     If Akio could possibly regret his actions, this would be the moment to do so. He begins by gloating, but ends this dialogue aware that something went wrong with this particular "discovery"…and his greed for its destruction, his selfishness, and his resentment toward all things innocent and pure are all satellites orbiting what I think is the biggest insight Akio risks having here. Akio is not entirely sure what he just did to this girl will be without consequences. That he might have gone a bit too far, a bit too late, and left himself with an Anthy he can’t be nearly so sure of anymore.

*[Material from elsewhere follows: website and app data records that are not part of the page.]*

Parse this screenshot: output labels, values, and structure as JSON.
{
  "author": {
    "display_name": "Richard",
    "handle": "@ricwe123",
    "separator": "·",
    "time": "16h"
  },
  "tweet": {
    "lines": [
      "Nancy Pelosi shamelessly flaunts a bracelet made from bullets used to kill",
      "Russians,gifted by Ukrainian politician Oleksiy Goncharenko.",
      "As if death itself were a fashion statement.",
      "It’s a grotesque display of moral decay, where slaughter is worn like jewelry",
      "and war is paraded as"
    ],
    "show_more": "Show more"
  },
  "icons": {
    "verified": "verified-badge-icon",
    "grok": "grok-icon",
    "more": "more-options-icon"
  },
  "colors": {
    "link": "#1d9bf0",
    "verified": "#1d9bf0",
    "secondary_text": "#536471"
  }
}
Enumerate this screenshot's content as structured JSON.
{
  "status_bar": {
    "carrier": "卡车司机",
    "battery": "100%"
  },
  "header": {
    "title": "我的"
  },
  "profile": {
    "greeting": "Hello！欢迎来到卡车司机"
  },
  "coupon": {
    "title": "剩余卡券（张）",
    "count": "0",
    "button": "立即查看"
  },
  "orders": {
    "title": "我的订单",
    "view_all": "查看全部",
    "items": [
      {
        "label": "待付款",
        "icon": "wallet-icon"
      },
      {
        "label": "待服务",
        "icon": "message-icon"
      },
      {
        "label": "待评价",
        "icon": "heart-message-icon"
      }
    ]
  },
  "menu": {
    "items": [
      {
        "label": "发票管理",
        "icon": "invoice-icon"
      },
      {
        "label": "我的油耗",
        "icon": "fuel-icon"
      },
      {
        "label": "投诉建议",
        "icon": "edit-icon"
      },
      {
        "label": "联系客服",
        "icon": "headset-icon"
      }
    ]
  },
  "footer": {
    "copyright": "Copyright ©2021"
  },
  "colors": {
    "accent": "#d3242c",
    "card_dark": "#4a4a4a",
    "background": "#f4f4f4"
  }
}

     The open hostility between the siblings from this point forward stems from that spiraling trust he has in his grip on what, so far as he believes, sustains him. The game played now aims as much to sever Anthy from her attachment to this little creature as it does to creating a prince out of her. Akio is becoming afraid.

Personality + Relationship + Narrative + Miscellany + Music

Introduction + Characters + Reference + Submission

Go Home
Analysis of Utena + Empty Movement

Akio is no rapist, he is just an opportunist that makes his home a school full of emotionally compromised teenagers. This frame is actually pulled from the Metropolitan Museum of Art archives.
I considered making this a time gif that would occasionally flash Dios as having a ponytail. Then I got lazy.
I know this layout is sort of a spoiler, but so was the closing of the first season, so suck it.
This is far and away the most complex layout I have coded, and I know it does not look like it.
So are they waltzing or foxtrotting or what?
Because according to Ikuhara, if it were Akio, they would be doing the lambada.
These swords ended up looking like the crosses in Evangelion. I left it on purpose because hellz yeah.
I wanted this layout to look like a fairy tale. It ended up looking like a French textile exhibit. Oops.
Polly want some C4? Sorry, coding and Colbert do not mix.
It is March. It is snowing. It is Canada.
You know what is an awesome idea? Coding on your rag. That is smart.